Getting rid of intracellular Aβ- loss of cellular degradation leads to transfer between connected neurons
2014 (English)In: Current pharmaceutical design, ISSN 1381-6128, Vol. 20, no 15, 2458-2468 p.Article in journal (Refereed) Published
The sporadic, late onset form of Alzheimers disease (AD) shares pathological hallmarks with the familial form; however, no clear reason for increased beta-amyloid (A beta) generation has been found in the former. It has long been speculated that the late onset form of AD is caused by reduced degradation and/or clearance of A beta. Indeed, both intracellular degradation systems, the proteasomal and lysosomal systems, have been shown to be defective in AD. Reduced proteasome activity increases levels of intracellular and secreted A beta. Furthermore, accumulation of improperly degraded A beta in the lysosomes causes lysosomal disruption and cell death. We recently showed that oligomeric A beta can be transmitted from one neuron to another, which causes neurotoxicity. In both the donating and receiving cells, A beta accumulates in the endo-lysosomal compartment. It is possible that ineffective degradation of A beta causes its transfer to neighboring neurons, thereby spreading AD pathology. This review summarizes the data underlying the idea of reduced A beta clearance and subsequent A beta spread in AD, and also suggests new therapeutic methods, which are aimed at targeting the degradation systems and synaptic transfer. By enhancing degradation of intracellular accumulated A beta, it can be possible to remove it and avoid A beta-induced neurodegeneration without disturbing the endogenously important pool of secreted A beta. Additionally, drugs targeted to inhibit the spread of intracellular toxic A beta aggregates may also be useful in stopping the progression of pathology, without affecting the level of A beta that normally occurs in the brain.

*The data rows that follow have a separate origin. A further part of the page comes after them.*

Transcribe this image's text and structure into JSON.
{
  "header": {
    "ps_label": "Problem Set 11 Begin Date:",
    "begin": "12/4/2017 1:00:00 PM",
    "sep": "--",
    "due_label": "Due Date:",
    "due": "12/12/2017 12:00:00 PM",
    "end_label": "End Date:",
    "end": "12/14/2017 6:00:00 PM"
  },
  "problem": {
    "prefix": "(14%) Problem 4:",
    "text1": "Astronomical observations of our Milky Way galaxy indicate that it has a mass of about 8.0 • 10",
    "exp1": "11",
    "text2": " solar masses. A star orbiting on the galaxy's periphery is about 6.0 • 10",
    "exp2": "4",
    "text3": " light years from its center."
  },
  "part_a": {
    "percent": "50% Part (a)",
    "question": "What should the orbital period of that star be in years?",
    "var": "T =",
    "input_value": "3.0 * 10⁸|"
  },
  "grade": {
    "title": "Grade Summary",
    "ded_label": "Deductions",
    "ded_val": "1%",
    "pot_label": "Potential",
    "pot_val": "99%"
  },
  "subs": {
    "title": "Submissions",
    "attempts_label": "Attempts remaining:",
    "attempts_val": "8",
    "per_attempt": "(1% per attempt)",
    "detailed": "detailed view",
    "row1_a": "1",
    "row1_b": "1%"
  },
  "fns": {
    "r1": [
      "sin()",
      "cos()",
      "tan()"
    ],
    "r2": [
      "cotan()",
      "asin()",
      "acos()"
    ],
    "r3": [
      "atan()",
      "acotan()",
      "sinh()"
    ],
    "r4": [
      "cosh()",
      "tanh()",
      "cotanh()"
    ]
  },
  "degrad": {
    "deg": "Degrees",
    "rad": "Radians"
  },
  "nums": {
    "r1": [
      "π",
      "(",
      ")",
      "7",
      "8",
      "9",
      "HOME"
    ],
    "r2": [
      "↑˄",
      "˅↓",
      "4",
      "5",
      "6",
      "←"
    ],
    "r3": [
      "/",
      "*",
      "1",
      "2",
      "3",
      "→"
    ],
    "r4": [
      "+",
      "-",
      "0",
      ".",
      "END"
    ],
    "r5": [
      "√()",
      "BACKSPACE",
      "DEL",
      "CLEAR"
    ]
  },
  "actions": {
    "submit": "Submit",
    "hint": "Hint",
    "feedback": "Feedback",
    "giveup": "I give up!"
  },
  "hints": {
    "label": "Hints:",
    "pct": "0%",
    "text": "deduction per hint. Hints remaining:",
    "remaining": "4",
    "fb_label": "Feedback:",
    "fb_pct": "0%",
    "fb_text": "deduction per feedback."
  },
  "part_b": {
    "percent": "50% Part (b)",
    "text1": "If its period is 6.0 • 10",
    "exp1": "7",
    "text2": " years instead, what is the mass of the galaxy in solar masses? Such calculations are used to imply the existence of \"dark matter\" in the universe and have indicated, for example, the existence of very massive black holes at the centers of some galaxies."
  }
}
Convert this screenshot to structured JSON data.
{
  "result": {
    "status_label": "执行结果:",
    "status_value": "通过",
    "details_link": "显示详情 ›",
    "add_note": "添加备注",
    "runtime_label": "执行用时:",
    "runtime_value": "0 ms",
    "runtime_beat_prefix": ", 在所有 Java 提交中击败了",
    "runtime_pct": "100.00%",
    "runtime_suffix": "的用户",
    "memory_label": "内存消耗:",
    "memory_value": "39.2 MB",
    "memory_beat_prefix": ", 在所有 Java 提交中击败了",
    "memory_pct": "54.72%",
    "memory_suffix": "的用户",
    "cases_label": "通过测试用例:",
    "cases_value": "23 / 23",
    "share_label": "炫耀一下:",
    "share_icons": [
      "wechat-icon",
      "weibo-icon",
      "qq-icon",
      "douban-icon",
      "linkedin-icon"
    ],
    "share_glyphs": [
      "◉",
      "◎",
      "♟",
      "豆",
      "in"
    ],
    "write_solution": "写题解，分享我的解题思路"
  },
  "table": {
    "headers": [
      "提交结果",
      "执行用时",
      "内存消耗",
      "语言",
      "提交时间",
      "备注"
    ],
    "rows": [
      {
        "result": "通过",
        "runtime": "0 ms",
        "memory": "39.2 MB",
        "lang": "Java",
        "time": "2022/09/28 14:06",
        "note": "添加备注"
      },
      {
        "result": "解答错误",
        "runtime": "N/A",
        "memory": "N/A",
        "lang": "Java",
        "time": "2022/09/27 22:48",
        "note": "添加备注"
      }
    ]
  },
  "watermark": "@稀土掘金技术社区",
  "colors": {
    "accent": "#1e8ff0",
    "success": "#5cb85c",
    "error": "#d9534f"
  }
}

Place, publisher, year, edition, pages
Bentham Science Publishers , 2014. Vol. 20, no 15, 2458-2468 p.
Alzheimers disease; lysosome; proteasome; beta-amyloid; neuron-to-neuron transfer; degradation
Cell and Molecular Biology
IdentifiersURN: urn:nbn:se:liu:diva-107844DOI: 10.2174/13816128113199990501ISI: 000336169300002PubMedID: 23859554OAI: oai:DiVA.org:liu-107844DiVA: diva2:727875